The main photography for all three of the Lord of the Rings films took a little more than a year, finishing at the end of 2000. But the special effects work for the first film, The Fellowship Of The Ring, ended just last month.

Tens of thousands of prints for the first film are now being made, ready for the 19 December public release of the movie. In the first film of the trilogy, Weta Digital produced 570 special effects shots.

Seamless effects

"There were some shots here that were in production for months. They wouldn't have been the most complex from a number of elements in a frame but some of the ones that are really short ones are really short because they are really difficult," Labrie explains.

J R R Tolkien, BBC
Tolkien's imagination posed some problems for the FX specialists
Creating a scene such as the destruction of Isengard, wizard Saruman's stronghold, used both computer graphics skills at Weta Digital, and the physical effects team at Weta Workshop.

First, a complex miniature of Isengard was built, a detailed matte painting provided the background; and Weta's Massive software populated the scene.

Digital artists added other special effects that are still under wraps. Over four or five weeks, one of Weta's compositors would have pulled together all the elements of that shot. If done well, to the audience, the effects should be seamless.

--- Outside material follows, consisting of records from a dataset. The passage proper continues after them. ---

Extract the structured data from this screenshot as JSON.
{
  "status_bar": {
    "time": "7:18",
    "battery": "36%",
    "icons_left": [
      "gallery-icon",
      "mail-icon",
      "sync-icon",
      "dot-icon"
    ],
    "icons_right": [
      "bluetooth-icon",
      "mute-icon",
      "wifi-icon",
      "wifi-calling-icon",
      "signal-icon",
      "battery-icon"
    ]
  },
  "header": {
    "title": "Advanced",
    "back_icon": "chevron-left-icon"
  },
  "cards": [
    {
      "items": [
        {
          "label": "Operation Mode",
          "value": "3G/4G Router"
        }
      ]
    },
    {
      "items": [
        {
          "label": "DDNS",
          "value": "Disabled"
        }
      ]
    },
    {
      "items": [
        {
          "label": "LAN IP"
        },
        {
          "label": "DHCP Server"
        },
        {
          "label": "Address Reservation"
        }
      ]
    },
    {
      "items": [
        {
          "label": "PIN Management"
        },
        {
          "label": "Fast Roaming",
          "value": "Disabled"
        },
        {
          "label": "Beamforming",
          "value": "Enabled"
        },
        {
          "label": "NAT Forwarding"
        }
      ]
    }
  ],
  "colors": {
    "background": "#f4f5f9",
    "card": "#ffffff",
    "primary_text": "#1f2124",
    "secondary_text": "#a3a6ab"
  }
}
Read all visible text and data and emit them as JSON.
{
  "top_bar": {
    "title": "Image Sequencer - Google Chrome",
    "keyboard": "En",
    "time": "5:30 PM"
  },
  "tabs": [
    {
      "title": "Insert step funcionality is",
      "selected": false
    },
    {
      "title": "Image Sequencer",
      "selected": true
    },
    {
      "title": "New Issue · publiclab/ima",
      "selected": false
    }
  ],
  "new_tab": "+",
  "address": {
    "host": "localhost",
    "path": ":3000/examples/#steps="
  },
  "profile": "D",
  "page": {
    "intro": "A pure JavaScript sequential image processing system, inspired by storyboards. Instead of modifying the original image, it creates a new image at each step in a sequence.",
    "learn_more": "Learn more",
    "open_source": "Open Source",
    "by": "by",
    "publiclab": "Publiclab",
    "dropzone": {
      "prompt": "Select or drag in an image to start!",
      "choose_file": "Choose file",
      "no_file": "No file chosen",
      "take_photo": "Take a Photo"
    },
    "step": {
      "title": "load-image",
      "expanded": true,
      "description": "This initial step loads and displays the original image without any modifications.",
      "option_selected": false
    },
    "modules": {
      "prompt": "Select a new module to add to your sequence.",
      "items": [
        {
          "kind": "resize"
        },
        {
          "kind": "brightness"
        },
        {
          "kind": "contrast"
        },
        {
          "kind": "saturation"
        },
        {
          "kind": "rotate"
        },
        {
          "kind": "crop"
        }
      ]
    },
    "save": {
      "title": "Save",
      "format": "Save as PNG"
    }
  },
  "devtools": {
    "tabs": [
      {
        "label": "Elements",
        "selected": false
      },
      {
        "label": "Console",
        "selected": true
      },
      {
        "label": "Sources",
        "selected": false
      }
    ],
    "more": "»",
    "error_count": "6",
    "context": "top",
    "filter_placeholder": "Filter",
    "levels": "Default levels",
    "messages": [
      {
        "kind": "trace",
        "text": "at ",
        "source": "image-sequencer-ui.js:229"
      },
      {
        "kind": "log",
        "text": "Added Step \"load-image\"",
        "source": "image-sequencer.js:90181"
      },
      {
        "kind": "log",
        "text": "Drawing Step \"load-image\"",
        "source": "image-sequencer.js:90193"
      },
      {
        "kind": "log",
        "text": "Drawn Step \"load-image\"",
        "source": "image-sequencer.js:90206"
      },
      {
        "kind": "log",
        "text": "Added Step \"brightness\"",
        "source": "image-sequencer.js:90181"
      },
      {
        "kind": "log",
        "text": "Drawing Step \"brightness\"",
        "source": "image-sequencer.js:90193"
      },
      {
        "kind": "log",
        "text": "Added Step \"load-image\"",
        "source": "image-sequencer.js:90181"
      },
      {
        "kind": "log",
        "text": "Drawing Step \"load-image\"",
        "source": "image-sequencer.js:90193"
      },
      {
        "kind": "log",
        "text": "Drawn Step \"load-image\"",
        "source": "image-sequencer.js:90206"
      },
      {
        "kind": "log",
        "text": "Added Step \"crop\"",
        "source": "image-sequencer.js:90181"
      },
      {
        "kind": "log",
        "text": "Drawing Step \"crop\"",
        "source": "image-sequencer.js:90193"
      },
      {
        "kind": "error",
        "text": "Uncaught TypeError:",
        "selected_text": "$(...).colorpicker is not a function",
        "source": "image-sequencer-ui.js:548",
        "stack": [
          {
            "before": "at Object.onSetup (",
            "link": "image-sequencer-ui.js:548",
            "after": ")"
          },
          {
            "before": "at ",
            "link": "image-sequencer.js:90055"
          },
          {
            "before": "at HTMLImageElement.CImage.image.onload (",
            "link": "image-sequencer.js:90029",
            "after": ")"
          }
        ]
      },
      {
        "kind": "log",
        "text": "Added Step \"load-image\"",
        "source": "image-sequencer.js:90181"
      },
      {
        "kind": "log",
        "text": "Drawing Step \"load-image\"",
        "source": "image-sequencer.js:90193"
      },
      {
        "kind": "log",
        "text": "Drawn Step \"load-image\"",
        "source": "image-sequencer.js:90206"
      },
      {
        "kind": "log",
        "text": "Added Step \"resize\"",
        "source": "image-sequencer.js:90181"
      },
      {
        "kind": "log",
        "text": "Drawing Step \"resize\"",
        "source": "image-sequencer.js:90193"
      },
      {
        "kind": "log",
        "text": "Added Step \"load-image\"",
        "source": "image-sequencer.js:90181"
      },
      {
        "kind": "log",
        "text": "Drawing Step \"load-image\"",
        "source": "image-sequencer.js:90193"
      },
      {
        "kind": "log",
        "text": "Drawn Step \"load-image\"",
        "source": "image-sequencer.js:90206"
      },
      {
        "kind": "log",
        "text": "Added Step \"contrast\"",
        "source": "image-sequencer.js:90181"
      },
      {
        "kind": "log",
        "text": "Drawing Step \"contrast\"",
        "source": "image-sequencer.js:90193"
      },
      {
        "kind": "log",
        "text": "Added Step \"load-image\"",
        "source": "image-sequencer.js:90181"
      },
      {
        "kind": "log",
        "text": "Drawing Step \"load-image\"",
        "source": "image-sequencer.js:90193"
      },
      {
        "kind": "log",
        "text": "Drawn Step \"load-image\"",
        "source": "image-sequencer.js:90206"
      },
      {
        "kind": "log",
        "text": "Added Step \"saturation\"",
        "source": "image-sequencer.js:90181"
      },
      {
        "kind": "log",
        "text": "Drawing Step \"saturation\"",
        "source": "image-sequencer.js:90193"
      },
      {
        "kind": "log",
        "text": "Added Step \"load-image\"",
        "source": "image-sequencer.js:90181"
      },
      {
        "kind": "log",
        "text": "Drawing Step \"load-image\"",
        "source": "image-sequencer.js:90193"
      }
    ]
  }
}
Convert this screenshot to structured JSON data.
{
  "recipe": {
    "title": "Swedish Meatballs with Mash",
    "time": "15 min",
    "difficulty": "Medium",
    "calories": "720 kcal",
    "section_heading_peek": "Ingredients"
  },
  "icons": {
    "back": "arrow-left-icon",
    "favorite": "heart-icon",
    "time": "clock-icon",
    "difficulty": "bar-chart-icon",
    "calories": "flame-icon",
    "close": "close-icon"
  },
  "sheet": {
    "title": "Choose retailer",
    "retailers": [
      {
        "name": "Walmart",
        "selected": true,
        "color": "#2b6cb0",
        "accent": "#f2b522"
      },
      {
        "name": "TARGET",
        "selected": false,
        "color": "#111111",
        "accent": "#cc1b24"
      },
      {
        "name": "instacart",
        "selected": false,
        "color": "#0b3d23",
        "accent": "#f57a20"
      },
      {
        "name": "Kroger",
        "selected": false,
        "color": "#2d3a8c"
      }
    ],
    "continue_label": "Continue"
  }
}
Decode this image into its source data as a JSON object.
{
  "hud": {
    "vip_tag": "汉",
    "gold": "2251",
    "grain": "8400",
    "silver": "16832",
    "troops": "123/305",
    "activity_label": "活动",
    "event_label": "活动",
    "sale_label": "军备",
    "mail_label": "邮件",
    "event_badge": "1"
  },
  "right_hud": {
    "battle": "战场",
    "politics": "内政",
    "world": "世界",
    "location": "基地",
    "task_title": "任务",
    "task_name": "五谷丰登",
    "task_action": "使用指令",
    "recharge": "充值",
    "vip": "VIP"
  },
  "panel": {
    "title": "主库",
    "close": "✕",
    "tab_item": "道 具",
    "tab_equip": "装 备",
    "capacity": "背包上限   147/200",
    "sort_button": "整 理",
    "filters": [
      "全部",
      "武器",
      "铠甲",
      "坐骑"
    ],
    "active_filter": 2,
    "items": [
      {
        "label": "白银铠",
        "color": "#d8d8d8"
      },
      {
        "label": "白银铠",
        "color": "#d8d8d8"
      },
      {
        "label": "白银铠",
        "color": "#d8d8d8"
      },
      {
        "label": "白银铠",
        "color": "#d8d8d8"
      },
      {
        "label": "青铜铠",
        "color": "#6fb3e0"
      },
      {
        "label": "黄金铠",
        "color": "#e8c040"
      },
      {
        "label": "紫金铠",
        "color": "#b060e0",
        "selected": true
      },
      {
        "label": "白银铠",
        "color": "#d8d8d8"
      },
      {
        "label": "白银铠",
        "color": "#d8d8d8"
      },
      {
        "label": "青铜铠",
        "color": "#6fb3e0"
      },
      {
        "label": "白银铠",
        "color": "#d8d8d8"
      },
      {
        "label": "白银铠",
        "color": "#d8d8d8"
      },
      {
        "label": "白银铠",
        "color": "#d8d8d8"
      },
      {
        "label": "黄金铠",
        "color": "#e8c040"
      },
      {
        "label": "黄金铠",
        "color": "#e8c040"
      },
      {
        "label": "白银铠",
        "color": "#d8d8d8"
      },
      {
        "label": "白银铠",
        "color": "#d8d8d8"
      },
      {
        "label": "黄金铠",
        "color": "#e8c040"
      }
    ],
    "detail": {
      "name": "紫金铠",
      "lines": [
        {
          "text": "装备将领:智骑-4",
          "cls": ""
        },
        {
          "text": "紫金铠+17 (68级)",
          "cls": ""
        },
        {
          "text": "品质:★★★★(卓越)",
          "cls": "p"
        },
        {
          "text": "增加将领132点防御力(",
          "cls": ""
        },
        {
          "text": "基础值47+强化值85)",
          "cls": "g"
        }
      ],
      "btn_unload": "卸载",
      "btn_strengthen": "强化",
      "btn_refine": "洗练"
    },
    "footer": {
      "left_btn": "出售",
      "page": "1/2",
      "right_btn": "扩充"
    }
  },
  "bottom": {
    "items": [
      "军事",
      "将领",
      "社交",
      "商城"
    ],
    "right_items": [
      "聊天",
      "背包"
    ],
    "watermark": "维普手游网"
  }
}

To handle the film work, the number of digital artists crammed into Weta Digital's Wellington buildings almost doubled in the 12 months to October this year, from 90 to 160 by the time the first film was finished.

Less daunting

Computing power jumped as well: Weta had one rack of 32 processors a year ago. Now, the processors powering the artists' work number 392. Adding in workstations, Weta Digital now has almost 800 processors.

For the second film, Labrie expects the company to use about 1,200 processors. Work on the visual effects for the next film has already started, and is an even more complex job, Labrie says.

In The Two Towers, the characters, Treebeard (a walking, talking tree) and Gollum appear.

"Gollum is close to camera, is delivering lines and has to be totally believable CG (computer graphics) creature," Labrie says. But Labrie feels the team at Weta are ready for the additional challenges.

"We are less daunted about the fact that it's more work because we do have the experience of the first film underneath our belt and we're over a lot of the teething pains organisationally," he says.

Internet links:

The BBC is not responsible for the content of external internet sites

Links to more Sci/Tech stories are at the foot of the page.

E-mail this story to a friend

Links to more Sci/Tech stories